Far from being intimidated by the masters of any century, she forges ahead. In most respects, this is a healthy state of affairs. Nothing kills a listener’s good time like self-conscious imitation. Still, it can be alarming to realize the extent to which, either by intention or education, her ear appears to have erased the most obvious cultural reference points.

That is, in an orchestral piece whose first movement has a lot in common with other such music, there’s still an uncanny sense that someone with an eidetic memory had heard the music of the past one hundred years and deconstructed it.

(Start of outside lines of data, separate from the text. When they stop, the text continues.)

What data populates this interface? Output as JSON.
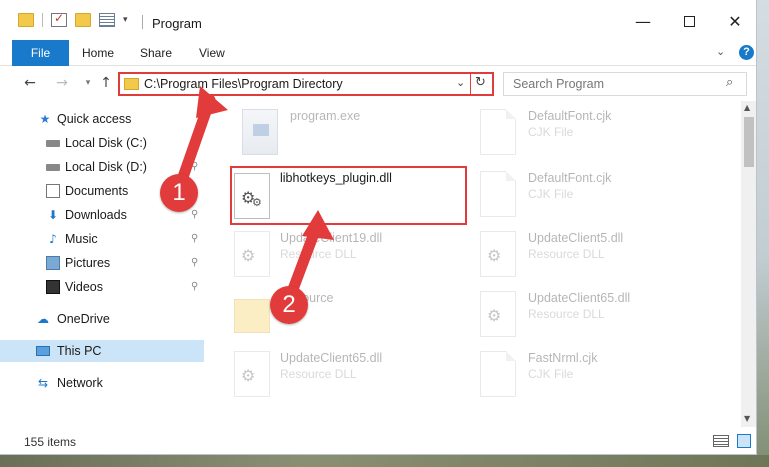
{
  "window": {
    "title": "Program",
    "controls": {
      "minimize": "—",
      "close": "✕"
    }
  },
  "ribbon": {
    "tabs": [
      "File",
      "Home",
      "Share",
      "View"
    ],
    "chevron": "⌄",
    "help": "?"
  },
  "navigation": {
    "back": "←",
    "forward": "→",
    "recent": "▾",
    "up": "↑",
    "address": "C:\\Program Files\\Program Directory",
    "address_dropdown": "⌄",
    "refresh": "↻",
    "search_placeholder": "Search Program",
    "search_icon": "⌕"
  },
  "sidebar": {
    "items": [
      {
        "label": "Quick access",
        "icon": "★",
        "pinned": false,
        "selected": false
      },
      {
        "label": "Local Disk (C:)",
        "icon": "",
        "pinned": true,
        "selected": false
      },
      {
        "label": "Local Disk (D:)",
        "icon": "",
        "pinned": true,
        "selected": false
      },
      {
        "label": "Documents",
        "icon": "",
        "pinned": true,
        "selected": false
      },
      {
        "label": "Downloads",
        "icon": "⬇",
        "pinned": true,
        "selected": false
      },
      {
        "label": "Music",
        "icon": "♪",
        "pinned": true,
        "selected": false
      },
      {
        "label": "Pictures",
        "icon": "",
        "pinned": true,
        "selected": false
      },
      {
        "label": "Videos",
        "icon": "",
        "pinned": true,
        "selected": false
      },
      {
        "label": "OneDrive",
        "icon": "☁",
        "pinned": false,
        "selected": false
      },
      {
        "label": "This PC",
        "icon": "",
        "pinned": false,
        "selected": true
      },
      {
        "label": "Network",
        "icon": "⇆",
        "pinned": false,
        "selected": false
      }
    ],
    "pin_glyph": "⚲"
  },
  "files": [
    {
      "name": "program.exe",
      "type": "",
      "icon": "exe-icon",
      "faded": true
    },
    {
      "name": "DefaultFont.cjk",
      "type": "CJK File",
      "icon": "document-icon",
      "faded": true
    },
    {
      "name": "libhotkeys_plugin.dll",
      "type": "",
      "icon": "gear-file-icon",
      "faded": false,
      "highlighted": true
    },
    {
      "name": "DefaultFont.cjk",
      "type": "CJK File",
      "icon": "document-icon",
      "faded": true
    },
    {
      "name": "UpdateClient19.dll",
      "type": "Resource DLL",
      "icon": "gear-file-icon",
      "faded": true
    },
    {
      "name": "UpdateClient5.dll",
      "type": "Resource DLL",
      "icon": "gear-file-icon",
      "faded": true
    },
    {
      "name": "Resource",
      "type": "",
      "icon": "folder-icon",
      "faded": true
    },
    {
      "name": "UpdateClient65.dll",
      "type": "Resource DLL",
      "icon": "gear-file-icon",
      "faded": true
    },
    {
      "name": "UpdateClient65.dll",
      "type": "Resource DLL",
      "icon": "gear-file-icon",
      "faded": true
    },
    {
      "name": "FastNrml.cjk",
      "type": "CJK File",
      "icon": "document-icon",
      "faded": true
    }
  ],
  "statusbar": {
    "item_count": "155 items"
  },
  "annotations": {
    "step1": "1",
    "step2": "2",
    "color": "#e23b3b"
  },
  "colors": {
    "accent": "#1979ca",
    "selection": "#cce4f7",
    "highlight": "#e23b3b"
  }
}
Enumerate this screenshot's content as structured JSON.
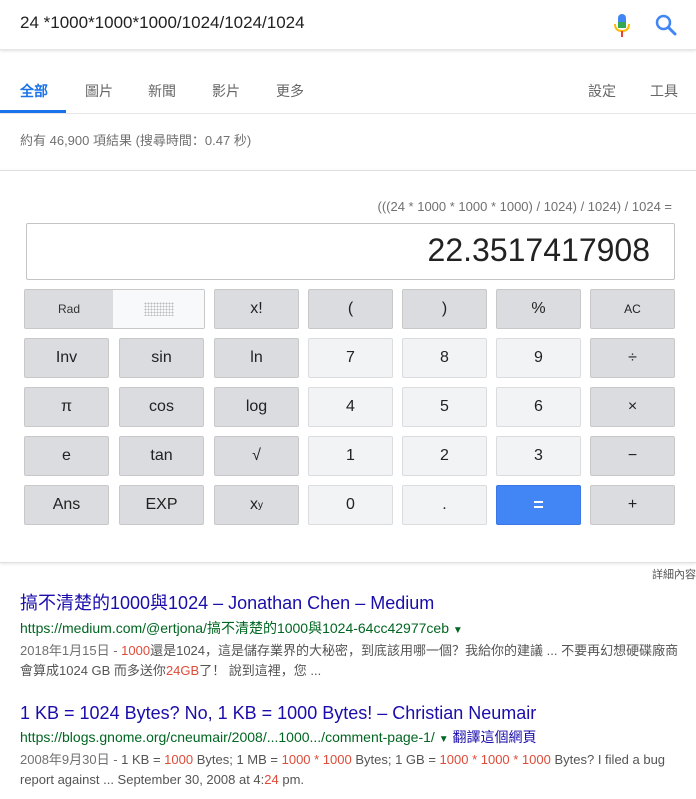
{
  "search": {
    "query": "24 *1000*1000*1000/1024/1024/1024"
  },
  "tabs": [
    "全部",
    "圖片",
    "新聞",
    "影片",
    "更多"
  ],
  "tabs_right": [
    "設定",
    "工具"
  ],
  "result_stats": "約有 46,900 項結果 (搜尋時間：0.47 秒)",
  "calculator": {
    "expression": "(((24 * 1000 * 1000 * 1000) / 1024) / 1024) / 1024 =",
    "display": "22.3517417908",
    "mode_label": "Rad",
    "keys": {
      "fact": "x!",
      "lparen": "(",
      "rparen": ")",
      "percent": "%",
      "ac": "AC",
      "inv": "Inv",
      "sin": "sin",
      "ln": "ln",
      "n7": "7",
      "n8": "8",
      "n9": "9",
      "divide": "÷",
      "pi": "π",
      "cos": "cos",
      "log": "log",
      "n4": "4",
      "n5": "5",
      "n6": "6",
      "multiply": "×",
      "e": "e",
      "tan": "tan",
      "sqrt": "√",
      "n1": "1",
      "n2": "2",
      "n3": "3",
      "minus": "−",
      "ans": "Ans",
      "exp": "EXP",
      "pow_base": "x",
      "pow_exp": "y",
      "n0": "0",
      "dot": ".",
      "equals": "=",
      "plus": "+"
    }
  },
  "details_link": "詳細內容",
  "results": [
    {
      "title": "搞不清楚的1000與1024 – Jonathan Chen – Medium",
      "url": "https://medium.com/@ertjona/搞不清楚的1000與1024-64cc42977ceb",
      "snippet_date": "2018年1月15日 - ",
      "snippet_hl1": "1000",
      "snippet_mid": "還是1024，這是儲存業界的大秘密，到底該用哪一個？我給你的建議 ... 不要再幻想硬碟廠商會算成1024 GB 而多送你",
      "snippet_hl2": "24GB",
      "snippet_end": "了！ 說到這裡，您 ..."
    },
    {
      "title": "1 KB = 1024 Bytes? No, 1 KB = 1000 Bytes! – Christian Neumair",
      "url": "https://blogs.gnome.org/cneumair/2008/...1000.../comment-page-1/",
      "translate": "翻譯這個網頁",
      "snippet_date": "2008年9月30日 - ",
      "s1": "1 KB = ",
      "h1": "1000",
      "s2": " Bytes; 1 MB = ",
      "h2": "1000 * 1000",
      "s3": " Bytes; 1 GB = ",
      "h3": "1000 * 1000 * 1000",
      "s4": " Bytes? I filed a bug report against ... September 30, 2008 at 4:",
      "h4": "24",
      "s5": " pm."
    }
  ],
  "colors": {
    "accent": "#1a73e8",
    "link": "#1a0dab",
    "url": "#006621",
    "equals": "#4285f4",
    "highlight": "#dd4b39"
  }
}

The components are all there, but in different proportions. A tempestuous string passage resembling the agitated bits of Bartók or the young Lutoslawski, slides into a passage more toward the Martinů/Michaud end of the spectrum. Nor is Bernstein far from the foreground at various points in boisterous tuttis and in the final cadence of the Concerto’s third movement.

But none of the recognizable stylistic elements necessarily fulfill the same aesthetic function as they once did, if you see what I mean.

There’s an inherent difficulty in describing music that sounds both oddly familiar and strangely original at the same time. So, even when recognizable strains of Honegger appear in the Concerto’s second movement, they arrive without his signature world-weariness.

Honegger’s symphonies, which I sometimes imagine are the later diary entries of a grown-up “Le Petite Prince” are, by contrast, about something — if only heartache and rage. For my money, Higdon’s music, despite its humanity and authentic emotion, is music first, foremost and only.

All of that aside, the Concerto per Orchestra belongs on the cram list of every orchestration student, if only as an example of idiomatic writing. I’ve yet to hear a single note of the piece that could be re-orchestrated, because each note’s only reason for being is to bring out the sonority of its assigned instrument. In fact, if I were to hazard a guess about Higdon’s compositional process, I suspect it might be analogous to what I once read about the way Alfred Hitchcock conceived his classic films.

The story goes that Hitchcock would first map out a visual storyboard, the message or emotional curve of the film, in pure images. All other elements, including the story premise, the “action” and the largely throw-away dialogue came later and were sculpted around that visual spine.

It wouldn’t surprise me if, on some level, Higdon works from an internal sound-map (with rhythm as the compass needle) that every surface phenomenon plots itself along. That’s an interesting way to work, to be sure, if you can also manage to build a coherent structure out of it.

At her best, Higdon achieves this. At times, however, in the Concerto per Orchestra, the Violin Concerto and her more recent “All Things Majestic” it’s easy to feel as if one were merely flipping through a catalog of intriguing, attractive sound effects.

Yet no nit-picking can diminish the fresh, extended solo for the percussion section in the last movement of Concerto per Orchestra. I have to confess that, for me, the average New Music Percussion Extravaganza has always been a bit of an “eat your spinach” kind of moment. Not this time.

As is often the case in a broadly-scoped work, there’s a bit of a let up in quality as the third movement rolls to its close. It’s perhaps unfair to expect many composers today to sustain their musical energies all the way to the end of a longish piece as in the case of a late Mahler symphony or a late Beethoven string quartet. On the other hand, the late works of Higdon have yet to be written, so let’s wait and see

Regardless of what time will tell about that one point, time has already spoken about Higdon’s phenomenal talent. I can only hope that her success and easy proximity to the world’s best musicians will open her musical imagination to a wider palette of harmonic shading.

Though there’s an undeniable satisfaction in knowing what’s likely to come around the corner, the music I admire most is the music that constantly surprises me, even after I know it by heart.


Mark Laporta is a musician, composer and novelist. His new novel, Probability Shadow, is published by Chickadee Prince Books, and is available  in paperback or ebook on Amazon, Barnes & Noble or at a bookstore near you. Or listen to his musical compositions here.